It’s not a matter of if, but when...

Watching the USA Pro Cycling Challenge tonight I was witness to a horrible crash wherein one of the riders broke both hands, broke his jaw and worst of all “denuded” his chin. That means he left his chin on the road folks. His face looked like hamburger. He had to be airlifted out and will be fine eventually but OY.Things like this remind me just how dangerous cycling is. True, he was racing at high speeds, but even still, bike accidents happen like this everyday. Collarbones are broken, road rash is acquired but yet we heal, and get back on the bike as soon as we are able. That little accident pictured above happened when I was clipped by another rider. My bike went one way and I went into the car stopped next to me. Unfortunately my gears held on to me for dear life and left me with that perfect cassette mark and a cool scar.
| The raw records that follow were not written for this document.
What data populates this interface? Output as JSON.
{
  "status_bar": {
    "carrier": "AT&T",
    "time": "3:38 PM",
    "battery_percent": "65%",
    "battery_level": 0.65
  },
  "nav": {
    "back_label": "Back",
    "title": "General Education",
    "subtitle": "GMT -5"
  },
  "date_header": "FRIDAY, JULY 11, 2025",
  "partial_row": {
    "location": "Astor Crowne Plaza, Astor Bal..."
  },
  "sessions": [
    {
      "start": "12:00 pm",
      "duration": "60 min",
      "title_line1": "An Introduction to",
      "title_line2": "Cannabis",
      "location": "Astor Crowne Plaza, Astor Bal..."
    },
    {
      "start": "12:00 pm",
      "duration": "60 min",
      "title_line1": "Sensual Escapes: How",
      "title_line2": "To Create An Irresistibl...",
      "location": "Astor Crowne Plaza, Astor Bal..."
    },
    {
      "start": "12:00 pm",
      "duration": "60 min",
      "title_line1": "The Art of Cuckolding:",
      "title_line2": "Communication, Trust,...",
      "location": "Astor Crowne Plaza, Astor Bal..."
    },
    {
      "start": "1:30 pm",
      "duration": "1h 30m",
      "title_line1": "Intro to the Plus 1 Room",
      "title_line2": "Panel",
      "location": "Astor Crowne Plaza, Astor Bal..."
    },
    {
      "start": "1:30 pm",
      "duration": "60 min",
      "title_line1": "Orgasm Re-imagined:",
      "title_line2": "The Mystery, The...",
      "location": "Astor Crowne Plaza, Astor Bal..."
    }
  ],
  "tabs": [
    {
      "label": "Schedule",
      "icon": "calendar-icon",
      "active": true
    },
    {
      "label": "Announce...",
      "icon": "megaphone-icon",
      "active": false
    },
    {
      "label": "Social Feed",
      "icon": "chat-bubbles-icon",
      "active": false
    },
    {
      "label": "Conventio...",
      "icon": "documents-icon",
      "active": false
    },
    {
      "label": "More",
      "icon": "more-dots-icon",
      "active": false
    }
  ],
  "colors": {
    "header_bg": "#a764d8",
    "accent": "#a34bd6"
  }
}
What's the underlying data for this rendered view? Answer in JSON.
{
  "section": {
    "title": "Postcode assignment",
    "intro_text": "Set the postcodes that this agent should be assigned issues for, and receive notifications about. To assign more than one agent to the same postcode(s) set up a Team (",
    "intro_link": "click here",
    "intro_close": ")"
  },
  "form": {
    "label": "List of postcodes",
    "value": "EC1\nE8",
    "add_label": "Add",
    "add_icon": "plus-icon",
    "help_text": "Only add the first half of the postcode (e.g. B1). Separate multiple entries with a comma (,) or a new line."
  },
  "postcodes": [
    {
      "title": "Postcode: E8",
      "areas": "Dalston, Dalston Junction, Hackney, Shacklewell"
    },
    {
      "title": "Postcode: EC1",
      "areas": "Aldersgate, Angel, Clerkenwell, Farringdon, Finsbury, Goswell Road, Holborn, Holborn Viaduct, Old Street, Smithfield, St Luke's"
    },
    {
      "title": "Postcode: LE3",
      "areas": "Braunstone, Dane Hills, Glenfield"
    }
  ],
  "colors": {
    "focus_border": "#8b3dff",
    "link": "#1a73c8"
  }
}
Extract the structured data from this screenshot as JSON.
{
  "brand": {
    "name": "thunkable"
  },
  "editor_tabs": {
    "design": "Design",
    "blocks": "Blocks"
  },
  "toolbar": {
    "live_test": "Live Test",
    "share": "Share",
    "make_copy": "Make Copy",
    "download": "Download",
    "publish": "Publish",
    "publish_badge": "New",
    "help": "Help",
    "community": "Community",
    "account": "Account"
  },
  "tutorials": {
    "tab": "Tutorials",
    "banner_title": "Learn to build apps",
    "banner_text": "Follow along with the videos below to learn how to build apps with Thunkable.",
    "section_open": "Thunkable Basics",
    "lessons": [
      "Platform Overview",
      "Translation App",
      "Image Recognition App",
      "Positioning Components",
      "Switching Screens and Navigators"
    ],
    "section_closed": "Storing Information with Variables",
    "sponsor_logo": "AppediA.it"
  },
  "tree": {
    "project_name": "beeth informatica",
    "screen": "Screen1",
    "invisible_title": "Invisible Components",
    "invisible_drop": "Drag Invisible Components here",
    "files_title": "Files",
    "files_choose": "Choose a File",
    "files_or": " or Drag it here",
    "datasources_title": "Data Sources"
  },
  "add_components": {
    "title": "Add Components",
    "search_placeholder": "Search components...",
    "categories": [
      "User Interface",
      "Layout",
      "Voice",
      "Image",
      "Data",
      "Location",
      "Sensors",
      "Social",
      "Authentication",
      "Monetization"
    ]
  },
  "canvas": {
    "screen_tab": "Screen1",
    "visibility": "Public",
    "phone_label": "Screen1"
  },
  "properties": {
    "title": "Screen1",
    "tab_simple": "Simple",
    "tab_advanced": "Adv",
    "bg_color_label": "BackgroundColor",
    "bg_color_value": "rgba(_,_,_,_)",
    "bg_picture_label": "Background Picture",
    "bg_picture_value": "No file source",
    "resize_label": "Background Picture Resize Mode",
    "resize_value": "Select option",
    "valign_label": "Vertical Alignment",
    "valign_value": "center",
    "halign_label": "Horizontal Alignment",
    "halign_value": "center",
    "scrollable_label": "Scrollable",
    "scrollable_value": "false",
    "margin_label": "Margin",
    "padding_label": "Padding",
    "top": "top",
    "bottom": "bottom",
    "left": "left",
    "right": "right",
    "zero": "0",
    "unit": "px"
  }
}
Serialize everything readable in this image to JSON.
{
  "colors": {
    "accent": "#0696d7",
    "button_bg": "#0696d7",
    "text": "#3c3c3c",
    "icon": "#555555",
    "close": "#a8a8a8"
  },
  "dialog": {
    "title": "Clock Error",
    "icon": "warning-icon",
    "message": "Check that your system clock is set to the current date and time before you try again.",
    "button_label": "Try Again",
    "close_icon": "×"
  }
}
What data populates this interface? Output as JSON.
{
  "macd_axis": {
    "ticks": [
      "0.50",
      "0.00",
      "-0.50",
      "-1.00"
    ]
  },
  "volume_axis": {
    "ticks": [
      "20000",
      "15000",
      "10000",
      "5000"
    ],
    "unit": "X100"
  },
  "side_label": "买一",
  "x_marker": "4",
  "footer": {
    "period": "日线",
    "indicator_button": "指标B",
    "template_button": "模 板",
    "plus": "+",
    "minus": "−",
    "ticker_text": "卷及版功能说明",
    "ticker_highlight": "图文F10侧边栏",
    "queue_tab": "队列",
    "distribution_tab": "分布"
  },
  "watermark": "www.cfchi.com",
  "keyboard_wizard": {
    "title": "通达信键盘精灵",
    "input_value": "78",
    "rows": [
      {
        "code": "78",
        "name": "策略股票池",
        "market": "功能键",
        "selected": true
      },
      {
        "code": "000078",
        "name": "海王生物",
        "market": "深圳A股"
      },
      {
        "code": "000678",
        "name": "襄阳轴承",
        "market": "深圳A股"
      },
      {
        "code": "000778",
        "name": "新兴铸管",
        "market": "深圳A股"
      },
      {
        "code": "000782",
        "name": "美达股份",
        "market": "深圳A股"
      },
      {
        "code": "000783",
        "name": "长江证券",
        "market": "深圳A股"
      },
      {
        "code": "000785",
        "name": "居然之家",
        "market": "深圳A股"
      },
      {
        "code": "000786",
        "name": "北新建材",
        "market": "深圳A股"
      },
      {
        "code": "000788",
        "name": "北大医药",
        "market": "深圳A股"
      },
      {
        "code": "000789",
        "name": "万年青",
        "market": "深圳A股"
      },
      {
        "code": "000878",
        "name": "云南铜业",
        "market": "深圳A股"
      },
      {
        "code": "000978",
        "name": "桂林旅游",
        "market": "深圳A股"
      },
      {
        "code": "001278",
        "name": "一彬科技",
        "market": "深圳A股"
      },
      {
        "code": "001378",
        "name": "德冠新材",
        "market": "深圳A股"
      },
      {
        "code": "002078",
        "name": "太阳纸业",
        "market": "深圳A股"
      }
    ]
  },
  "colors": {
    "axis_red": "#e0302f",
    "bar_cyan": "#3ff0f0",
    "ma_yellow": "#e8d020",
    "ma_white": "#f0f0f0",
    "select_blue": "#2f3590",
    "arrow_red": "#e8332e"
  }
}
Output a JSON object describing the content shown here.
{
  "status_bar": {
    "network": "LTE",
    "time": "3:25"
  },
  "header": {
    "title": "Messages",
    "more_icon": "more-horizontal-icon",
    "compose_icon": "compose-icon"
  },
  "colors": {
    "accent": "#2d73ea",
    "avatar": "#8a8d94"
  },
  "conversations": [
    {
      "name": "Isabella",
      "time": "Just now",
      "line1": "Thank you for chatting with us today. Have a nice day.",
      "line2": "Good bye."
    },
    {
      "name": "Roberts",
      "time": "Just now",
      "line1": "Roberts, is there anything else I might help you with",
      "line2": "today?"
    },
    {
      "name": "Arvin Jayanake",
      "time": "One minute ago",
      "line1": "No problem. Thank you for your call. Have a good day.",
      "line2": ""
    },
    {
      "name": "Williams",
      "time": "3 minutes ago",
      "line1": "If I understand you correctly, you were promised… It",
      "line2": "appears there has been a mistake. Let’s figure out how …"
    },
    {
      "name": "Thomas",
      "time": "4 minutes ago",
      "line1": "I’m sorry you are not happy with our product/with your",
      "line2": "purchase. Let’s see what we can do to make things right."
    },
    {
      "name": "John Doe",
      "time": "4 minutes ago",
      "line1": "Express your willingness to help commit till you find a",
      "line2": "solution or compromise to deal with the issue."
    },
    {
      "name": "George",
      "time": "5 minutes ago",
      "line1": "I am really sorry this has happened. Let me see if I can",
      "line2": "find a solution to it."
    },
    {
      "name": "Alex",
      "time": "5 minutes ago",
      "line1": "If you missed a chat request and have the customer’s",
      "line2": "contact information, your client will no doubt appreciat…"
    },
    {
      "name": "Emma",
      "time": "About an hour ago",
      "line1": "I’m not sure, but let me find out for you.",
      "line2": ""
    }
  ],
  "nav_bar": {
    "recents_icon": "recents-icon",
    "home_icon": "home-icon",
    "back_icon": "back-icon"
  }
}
I was mostly worried about the state of my bike, as any cyclist should be :) I have had two small accidents, been hit by a minivan and gotten tangled in my pedals on numerous occasions. None of these have caused more than scrapes or bruises, so I have been lucky. But still - I know its only a matter of time. In the meantime I wear my helmet & road ID and hope for the best.